PROMPT: Count every line below that holds "JSON". Number only.

DATA TO PROCESS:
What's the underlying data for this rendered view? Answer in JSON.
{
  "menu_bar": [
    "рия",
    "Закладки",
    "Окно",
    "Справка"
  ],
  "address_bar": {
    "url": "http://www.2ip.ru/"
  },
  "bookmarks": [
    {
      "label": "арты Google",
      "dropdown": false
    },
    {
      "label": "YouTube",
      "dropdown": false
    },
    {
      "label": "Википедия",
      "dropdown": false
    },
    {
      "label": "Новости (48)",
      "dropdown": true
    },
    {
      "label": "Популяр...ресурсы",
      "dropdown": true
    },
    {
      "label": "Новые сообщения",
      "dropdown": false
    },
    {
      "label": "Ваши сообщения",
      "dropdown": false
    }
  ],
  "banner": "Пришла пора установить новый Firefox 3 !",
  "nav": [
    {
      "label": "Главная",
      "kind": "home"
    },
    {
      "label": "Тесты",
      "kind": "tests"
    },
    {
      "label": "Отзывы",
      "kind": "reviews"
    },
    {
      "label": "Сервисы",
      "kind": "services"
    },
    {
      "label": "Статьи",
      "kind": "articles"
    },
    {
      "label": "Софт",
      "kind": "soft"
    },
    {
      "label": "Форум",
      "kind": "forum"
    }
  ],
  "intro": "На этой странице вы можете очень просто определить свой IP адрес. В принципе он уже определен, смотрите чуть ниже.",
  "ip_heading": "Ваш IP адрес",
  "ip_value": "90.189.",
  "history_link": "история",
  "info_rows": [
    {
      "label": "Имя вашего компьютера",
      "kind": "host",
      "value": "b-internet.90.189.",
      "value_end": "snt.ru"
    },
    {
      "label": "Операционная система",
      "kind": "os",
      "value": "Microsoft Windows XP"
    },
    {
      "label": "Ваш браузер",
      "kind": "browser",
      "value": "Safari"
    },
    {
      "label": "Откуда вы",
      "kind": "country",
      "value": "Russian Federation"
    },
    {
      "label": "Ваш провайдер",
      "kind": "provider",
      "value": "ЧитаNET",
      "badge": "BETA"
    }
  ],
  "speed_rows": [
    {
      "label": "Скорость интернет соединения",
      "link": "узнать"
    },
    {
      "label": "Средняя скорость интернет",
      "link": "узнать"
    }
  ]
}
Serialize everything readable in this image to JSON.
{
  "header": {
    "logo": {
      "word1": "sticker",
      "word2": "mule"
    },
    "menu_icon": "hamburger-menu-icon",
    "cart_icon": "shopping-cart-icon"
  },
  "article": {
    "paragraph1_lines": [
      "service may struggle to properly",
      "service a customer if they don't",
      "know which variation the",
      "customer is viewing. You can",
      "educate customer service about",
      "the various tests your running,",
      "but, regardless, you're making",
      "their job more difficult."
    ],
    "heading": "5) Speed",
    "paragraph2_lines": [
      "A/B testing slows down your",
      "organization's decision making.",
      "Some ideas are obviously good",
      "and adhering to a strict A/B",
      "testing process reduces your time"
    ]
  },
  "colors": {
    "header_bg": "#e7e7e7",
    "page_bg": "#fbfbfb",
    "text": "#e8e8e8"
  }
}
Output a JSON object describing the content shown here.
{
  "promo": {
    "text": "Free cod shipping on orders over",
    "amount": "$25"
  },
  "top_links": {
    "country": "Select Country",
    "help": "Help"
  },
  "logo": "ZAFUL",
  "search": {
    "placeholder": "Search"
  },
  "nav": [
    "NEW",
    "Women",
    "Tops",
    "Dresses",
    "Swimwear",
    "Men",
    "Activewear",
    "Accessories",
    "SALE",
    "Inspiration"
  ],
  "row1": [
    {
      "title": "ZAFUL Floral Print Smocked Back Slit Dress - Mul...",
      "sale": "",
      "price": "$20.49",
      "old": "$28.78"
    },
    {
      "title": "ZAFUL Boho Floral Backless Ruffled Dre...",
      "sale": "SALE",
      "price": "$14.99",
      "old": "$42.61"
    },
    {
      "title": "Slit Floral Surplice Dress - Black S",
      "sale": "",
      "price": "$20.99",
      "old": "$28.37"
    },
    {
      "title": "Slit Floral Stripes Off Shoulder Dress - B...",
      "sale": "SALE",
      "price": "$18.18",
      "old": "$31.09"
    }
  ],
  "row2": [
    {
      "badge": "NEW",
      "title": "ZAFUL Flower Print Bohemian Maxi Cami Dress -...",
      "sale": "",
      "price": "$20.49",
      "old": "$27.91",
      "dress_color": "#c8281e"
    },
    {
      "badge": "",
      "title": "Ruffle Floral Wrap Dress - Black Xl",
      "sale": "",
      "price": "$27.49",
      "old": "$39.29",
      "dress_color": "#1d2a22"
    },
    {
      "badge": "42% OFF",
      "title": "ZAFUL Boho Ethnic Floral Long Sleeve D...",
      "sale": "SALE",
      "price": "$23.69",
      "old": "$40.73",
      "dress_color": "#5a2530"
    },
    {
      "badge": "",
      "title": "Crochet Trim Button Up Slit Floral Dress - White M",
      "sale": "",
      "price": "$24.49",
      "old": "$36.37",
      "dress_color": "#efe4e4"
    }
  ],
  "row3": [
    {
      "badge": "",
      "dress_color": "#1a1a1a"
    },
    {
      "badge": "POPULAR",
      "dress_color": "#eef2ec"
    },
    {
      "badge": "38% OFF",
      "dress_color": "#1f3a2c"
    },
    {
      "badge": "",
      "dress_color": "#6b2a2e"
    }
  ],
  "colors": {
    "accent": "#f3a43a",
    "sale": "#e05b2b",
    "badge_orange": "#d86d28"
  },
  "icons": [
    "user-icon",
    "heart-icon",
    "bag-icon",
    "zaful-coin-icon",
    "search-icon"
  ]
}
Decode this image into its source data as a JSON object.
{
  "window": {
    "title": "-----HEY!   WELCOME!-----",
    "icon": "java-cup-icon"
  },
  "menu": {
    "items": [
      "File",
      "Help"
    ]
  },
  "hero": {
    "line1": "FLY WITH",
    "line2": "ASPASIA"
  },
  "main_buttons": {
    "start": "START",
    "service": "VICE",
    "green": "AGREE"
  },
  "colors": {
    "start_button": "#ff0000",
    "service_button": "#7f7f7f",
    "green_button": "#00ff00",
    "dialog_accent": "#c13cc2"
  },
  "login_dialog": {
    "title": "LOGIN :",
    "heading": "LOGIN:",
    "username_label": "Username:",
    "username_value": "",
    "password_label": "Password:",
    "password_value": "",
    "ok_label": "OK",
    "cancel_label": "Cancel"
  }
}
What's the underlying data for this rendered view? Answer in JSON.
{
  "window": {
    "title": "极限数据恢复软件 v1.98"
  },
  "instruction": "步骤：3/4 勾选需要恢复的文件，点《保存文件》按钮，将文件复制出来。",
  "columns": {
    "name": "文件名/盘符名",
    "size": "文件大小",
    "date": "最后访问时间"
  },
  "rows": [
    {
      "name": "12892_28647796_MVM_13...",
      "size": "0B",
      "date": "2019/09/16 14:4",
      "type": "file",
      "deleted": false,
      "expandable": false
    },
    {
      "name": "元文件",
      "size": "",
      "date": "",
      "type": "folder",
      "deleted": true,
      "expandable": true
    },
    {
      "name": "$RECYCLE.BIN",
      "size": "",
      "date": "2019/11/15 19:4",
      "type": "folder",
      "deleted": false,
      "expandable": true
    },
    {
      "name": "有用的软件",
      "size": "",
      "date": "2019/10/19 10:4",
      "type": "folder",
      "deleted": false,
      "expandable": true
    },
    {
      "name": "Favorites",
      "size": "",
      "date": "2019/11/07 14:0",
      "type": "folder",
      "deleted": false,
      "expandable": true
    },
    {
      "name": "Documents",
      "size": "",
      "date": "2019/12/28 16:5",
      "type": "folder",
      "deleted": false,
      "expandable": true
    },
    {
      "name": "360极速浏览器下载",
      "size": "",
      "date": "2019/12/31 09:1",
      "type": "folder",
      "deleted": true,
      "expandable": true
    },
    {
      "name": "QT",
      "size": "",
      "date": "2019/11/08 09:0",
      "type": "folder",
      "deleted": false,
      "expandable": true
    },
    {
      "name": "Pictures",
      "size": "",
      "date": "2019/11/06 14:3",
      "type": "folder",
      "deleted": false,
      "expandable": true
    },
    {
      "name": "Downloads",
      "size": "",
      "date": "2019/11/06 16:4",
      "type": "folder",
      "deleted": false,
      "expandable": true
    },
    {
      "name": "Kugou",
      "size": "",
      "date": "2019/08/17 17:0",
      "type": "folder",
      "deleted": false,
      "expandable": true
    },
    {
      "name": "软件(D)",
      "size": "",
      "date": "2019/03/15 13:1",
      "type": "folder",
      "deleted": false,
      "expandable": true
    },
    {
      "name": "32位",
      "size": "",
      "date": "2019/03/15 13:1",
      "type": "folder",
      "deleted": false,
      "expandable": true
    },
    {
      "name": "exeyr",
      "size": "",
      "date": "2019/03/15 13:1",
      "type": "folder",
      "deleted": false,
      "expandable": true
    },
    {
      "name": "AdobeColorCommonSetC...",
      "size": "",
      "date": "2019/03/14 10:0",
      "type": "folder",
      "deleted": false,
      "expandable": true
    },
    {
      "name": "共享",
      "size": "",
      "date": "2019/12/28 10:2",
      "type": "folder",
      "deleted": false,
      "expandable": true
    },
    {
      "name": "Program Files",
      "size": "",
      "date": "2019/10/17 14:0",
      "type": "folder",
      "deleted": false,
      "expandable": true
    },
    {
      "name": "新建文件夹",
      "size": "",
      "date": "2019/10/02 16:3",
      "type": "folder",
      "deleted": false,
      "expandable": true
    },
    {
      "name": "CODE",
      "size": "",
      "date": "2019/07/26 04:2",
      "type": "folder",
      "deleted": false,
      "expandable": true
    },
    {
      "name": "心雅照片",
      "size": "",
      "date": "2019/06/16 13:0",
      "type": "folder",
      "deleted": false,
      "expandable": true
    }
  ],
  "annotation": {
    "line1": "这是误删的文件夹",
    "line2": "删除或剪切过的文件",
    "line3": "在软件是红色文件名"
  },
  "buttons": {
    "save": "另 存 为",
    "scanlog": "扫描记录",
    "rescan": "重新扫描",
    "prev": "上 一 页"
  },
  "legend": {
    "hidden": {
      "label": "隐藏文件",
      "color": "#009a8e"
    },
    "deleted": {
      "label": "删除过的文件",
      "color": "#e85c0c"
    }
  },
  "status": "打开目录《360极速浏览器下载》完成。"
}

OUTPUT BELOW: 5